“I think it made me feel different about the Muslim stereotype. They have a different religion and wear different clothes but in a lot of ways they are a lot like the rest of us.” - Priscilla, age 55-64, Asian female, Disengaged, New York
As the name implies, one conversation is only a small step. But in times when many Americans worry about the extremism of people with different beliefs, exposure to these conversations can be a powerful corrective and a source of hope. More in Common and StoryCorps are hoping to continue working together as the One Small Step project scales up in the months and years to come, and as StoryCorps works with media partners and platforms to reach local and national audiences at scale. It is in its early days, but the evidence suggests that One Small Step and similar efforts can play an important role in building a more united and inclusive America.

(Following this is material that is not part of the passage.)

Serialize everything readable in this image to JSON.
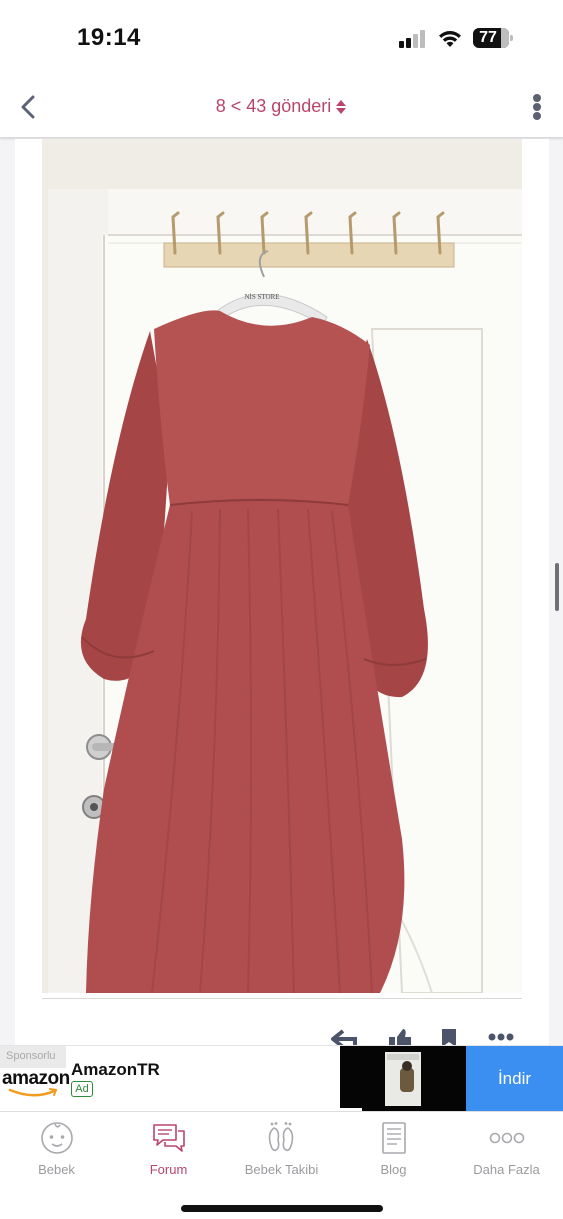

"Through this close partnership, StoryCorps and More in Common are both advancing our missions and gaining unique insights. Together we’re being reminded every day that Americans can transcend this moment of deep division. It is an honor to do this work.”
- Tim Dixon, Co-founder, More in Common
Click here to learn more about One Small Step or to apply to take part in a conversation.
More in Common partnered with international polling company YouGov to conduct online survey interviews with n=800 U.S. adults from August 22 to 29, 2022. The data was weighted to be representative of American citizens using propensity scores, with score functions including gender, age, race, education, and region. The weights were then post-stratified on 2020 Presidential vote choice, and a four-way stratification of gender, age (6-category), race (5-category), and education (4-category). The margin of error (adjusted for weighting) is +/- 3.5 for the US average and higher for subgroups.
Americans in Conversation Online Research Platform
More in Common recruited a representative sample of participants to its Americans in Conversation online platform. From April 14 – May 26, 2022, we asked panelists questions and tested StoryCorps content with two randomized groups of panelists, roughly representative demographically. Each panelist sample saw a total of eight videos. After watching the video, panelists were given a set of questions probing their opinions on the pieces of content. A total of N = 260-280 panelists completed each of the four activities, with an overall margin of error of +/- 5.9% - 6.1%, higher for subgroups.